There is a little bit more evidence for Robert Wagenhoffer’s (USA) quad toe loops. He skated competitively from 1977 to 1982 and seems to have been jumping quad toe loops in official practices of at least some competitions. (SkateGuard blog on him from Nov 17, 2014).
In the summer of 2023, I saw a mention that Fumio Igrarashi, a Japanese figure skater, might have been trying quadruple Lutzes in practices at the Rotary International competition held in Richmond, Great Britain. This probably would have been in 1978 and might have been mentioned in The Times. So far I have not been able to find the mention, but will keep looking. (SkateGuard blog on Igarashi from December 5, 2017 does not mention quadruples.)
In the early 1980s, another American skater, Mark Cockerell, was training quads and contemplating doing them in competition. His decision to remove the quad from his free program at the National Sports Festival in the summer of 1983 reflects the attitudes of the 6.0 era – risk taking was not rewarded, perfection was (NY Times June 27, 1983): ”If I had been in first place after the short program, I would have done the quad,” he said of the jump, which has never been successfully performed in competition. ”But being third, I knew I needed to be perfect. I didn’t want to show off, I just wanted to get the job done.’” He also mentions training quads in a 2018 interview (Columbia Metropolitan interview, Jan–Feb 2018): “I remember being told repeatedly that it was impossible to do a quadruple jump, and I was bound and determined to do it. I was doing them on a regular basis in 1981 and ’82, and after I stopped, I don’t think anyone tried it for another 10 years. There was another couple of guys out there working on them at the same time, and we pushed each other.”
Cockerell’s perception of the quad timeline is not quite correct and that first mention in the news of him practicing a quad is after Alexandre Fadeev (USSR) had already tried one in international competition. But did Cockerell really try a quad in competition?
Another similar case in the early 1980s was Campbell Sinclair, a Canadian who trained quad loops at least in 1982 (SkateGuard blog Airborne: A Timeline of Canadian Jumping History March 4, 2021). He did try a triple toe loop – triple loop combination which was also just about unheard of at that time, but it remains uncertain if he tried quads in competition.
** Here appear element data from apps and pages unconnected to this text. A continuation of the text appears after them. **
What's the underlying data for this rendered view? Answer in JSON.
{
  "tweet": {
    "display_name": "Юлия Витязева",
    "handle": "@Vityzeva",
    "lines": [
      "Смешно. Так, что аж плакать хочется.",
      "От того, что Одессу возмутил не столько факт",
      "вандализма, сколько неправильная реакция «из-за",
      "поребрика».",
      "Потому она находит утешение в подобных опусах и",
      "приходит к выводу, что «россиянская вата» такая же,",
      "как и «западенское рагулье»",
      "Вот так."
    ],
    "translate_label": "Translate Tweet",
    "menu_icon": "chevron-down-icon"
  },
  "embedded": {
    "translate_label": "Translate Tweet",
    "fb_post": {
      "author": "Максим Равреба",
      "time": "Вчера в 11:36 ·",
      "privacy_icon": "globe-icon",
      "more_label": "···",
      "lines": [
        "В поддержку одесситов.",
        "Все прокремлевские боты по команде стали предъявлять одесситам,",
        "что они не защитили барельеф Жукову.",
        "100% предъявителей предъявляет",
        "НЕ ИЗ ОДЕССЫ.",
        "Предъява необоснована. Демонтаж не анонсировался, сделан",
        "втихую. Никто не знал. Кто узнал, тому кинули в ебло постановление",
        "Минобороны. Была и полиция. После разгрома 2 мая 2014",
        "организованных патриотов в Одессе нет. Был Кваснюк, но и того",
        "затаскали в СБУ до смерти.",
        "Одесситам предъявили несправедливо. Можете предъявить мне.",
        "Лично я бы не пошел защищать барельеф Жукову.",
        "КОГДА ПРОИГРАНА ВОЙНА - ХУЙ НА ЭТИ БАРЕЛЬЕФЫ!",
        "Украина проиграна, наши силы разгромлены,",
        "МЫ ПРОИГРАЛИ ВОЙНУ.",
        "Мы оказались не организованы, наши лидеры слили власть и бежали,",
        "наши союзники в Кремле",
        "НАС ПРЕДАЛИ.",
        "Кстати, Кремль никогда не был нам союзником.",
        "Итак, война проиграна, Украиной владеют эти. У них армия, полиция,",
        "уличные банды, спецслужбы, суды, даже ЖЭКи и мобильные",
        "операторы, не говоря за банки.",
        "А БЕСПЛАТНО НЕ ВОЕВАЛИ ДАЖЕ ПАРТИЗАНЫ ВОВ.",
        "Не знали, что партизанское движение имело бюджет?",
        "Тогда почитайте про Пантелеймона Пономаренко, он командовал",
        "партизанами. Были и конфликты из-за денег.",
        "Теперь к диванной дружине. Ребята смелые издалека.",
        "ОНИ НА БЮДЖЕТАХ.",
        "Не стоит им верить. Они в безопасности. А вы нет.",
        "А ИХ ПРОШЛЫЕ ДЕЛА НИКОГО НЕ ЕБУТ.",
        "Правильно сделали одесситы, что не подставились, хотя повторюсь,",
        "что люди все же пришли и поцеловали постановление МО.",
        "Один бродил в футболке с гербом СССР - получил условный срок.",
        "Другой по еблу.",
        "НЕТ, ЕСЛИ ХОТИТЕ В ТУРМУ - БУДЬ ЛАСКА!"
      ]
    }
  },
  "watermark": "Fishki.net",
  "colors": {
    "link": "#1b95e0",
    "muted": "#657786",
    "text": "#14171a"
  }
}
If a quad is attempted and no one reports it, does it mean that it did not happen? In a way it did not happen, because only a record of almost any kind of a quad attempt would save it for the future generations to find. It is possible that journalists might not have paid attention to a quad attempt before Fadeev’s try in the big scene in 1983 triggered interest in the press and attention to that detail.
The modern development of jumps difficulty started in the 1950s when triple jumps started to get conquered: loop, Salchow and flip in the 1950s, Lutz and toe loop in the 1960s. The triple Axel was defeated only in 1978 when Vern Taylor (CAN) managed to jump a clean one in competition. Considering this, the early quadruple dreams seem perhaps overtly ambitious, but show that they were not considered impossible!
The next chapter can be found here.